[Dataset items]
━━━━━━

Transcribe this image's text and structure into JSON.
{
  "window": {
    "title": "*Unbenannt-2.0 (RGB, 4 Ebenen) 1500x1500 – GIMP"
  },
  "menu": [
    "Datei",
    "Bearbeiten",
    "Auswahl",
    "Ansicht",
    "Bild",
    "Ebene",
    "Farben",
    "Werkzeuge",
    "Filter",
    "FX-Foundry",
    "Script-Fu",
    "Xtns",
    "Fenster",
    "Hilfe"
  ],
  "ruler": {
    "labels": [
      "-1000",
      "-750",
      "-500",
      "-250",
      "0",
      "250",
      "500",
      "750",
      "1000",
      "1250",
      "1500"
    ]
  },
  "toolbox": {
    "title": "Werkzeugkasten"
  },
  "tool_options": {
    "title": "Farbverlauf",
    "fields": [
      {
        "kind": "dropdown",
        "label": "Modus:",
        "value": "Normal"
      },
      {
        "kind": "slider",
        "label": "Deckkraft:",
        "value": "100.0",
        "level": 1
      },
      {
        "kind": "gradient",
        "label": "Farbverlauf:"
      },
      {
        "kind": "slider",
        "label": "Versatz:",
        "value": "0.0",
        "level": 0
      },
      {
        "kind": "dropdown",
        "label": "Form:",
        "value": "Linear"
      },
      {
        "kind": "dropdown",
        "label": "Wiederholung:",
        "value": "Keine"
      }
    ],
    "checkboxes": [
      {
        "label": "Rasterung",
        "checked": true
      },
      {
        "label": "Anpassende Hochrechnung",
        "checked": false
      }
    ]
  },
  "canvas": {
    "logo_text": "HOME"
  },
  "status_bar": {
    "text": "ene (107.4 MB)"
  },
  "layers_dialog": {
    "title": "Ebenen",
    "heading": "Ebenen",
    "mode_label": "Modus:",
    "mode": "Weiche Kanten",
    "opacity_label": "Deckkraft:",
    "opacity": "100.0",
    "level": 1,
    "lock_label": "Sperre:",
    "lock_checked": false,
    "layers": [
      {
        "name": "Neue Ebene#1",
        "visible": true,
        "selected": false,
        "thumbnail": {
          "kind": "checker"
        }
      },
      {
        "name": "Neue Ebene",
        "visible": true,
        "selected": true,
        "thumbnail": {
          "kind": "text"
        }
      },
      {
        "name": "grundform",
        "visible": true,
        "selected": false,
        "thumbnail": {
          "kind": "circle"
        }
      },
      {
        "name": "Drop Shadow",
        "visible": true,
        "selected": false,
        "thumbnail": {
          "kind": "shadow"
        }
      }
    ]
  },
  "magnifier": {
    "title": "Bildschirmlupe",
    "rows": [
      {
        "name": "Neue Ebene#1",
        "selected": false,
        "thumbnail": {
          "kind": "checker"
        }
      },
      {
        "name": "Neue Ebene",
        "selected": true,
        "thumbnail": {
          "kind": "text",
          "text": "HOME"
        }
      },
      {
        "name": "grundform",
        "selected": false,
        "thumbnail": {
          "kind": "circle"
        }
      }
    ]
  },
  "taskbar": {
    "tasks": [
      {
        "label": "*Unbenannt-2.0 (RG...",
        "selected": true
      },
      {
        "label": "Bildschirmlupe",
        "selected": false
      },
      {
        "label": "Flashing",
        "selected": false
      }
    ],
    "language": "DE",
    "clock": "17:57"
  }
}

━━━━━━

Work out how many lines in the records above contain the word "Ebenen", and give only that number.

3